### Exercise materials ###

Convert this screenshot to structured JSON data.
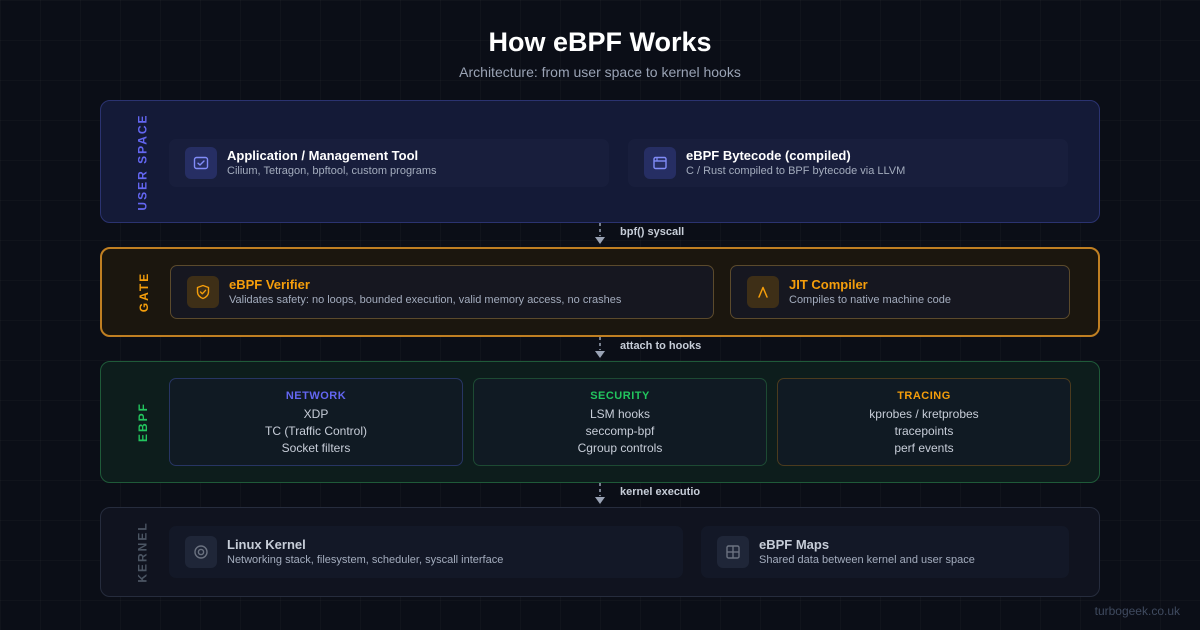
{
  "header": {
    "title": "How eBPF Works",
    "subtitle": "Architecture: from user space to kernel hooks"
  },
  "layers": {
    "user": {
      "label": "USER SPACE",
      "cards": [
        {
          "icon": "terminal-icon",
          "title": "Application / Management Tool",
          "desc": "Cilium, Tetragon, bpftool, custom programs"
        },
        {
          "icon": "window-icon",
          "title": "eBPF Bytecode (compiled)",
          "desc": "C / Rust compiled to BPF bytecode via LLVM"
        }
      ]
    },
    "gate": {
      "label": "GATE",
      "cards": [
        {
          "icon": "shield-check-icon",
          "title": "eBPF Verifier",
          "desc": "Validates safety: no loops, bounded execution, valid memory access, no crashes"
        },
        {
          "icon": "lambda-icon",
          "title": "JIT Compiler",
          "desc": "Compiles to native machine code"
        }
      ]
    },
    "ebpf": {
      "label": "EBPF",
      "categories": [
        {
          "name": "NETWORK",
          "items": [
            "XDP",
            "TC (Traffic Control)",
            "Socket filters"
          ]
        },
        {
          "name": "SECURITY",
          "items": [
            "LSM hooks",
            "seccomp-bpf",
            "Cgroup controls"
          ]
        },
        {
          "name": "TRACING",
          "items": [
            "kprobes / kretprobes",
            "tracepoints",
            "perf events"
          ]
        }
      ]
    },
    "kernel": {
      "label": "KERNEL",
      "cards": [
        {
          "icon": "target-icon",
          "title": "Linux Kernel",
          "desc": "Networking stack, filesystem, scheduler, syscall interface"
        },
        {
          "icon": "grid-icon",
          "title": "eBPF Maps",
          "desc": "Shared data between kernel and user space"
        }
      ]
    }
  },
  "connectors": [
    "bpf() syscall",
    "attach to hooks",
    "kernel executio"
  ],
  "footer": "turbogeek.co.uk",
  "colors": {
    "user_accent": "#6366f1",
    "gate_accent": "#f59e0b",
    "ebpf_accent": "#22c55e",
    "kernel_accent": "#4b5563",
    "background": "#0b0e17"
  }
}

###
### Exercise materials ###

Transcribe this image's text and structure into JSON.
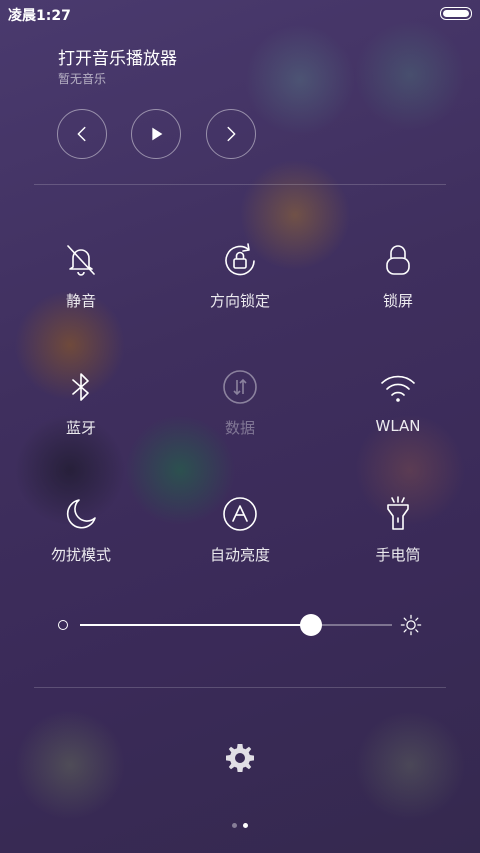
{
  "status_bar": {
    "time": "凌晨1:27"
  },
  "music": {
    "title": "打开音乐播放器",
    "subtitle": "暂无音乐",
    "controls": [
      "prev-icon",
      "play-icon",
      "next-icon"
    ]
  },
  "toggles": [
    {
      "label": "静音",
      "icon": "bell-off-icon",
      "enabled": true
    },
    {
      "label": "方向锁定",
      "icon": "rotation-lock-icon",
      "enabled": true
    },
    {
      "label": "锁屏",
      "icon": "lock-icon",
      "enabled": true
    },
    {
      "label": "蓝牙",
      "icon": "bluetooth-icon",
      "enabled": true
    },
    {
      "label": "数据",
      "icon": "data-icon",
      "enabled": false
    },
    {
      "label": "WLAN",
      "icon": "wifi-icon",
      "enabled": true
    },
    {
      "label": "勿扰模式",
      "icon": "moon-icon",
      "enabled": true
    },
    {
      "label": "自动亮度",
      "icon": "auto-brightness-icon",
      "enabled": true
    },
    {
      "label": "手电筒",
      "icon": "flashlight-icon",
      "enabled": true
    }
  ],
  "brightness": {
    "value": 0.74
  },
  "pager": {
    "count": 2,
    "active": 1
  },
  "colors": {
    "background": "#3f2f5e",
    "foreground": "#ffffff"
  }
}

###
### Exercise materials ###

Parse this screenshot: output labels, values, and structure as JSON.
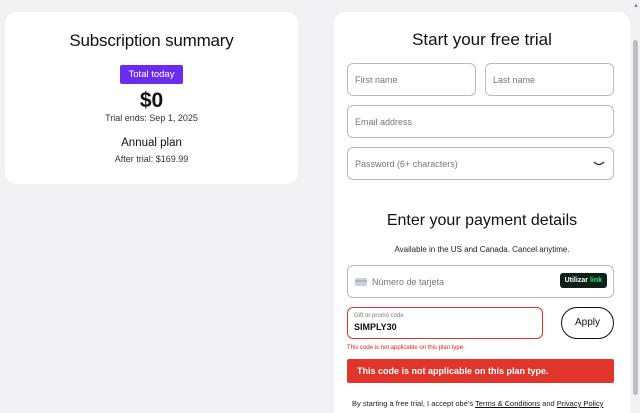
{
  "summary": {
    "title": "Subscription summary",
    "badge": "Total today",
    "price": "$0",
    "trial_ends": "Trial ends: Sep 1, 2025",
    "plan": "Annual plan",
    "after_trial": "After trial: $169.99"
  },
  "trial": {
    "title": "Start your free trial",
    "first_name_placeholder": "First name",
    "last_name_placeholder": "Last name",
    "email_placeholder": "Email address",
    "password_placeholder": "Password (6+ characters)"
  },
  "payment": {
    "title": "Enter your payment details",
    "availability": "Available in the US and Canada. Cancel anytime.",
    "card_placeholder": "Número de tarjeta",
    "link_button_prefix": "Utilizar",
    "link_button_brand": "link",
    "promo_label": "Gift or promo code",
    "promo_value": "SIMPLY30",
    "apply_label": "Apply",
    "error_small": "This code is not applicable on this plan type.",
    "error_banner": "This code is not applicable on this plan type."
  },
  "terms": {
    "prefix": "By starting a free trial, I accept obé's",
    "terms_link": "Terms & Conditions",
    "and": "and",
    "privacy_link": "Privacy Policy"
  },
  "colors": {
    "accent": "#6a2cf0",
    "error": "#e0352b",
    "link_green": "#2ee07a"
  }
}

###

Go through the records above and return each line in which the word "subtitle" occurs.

• _Output of the exercise_
    "subtitle": "Architecture: from user space to kernel hooks"
    "subtitle": "暂无音乐",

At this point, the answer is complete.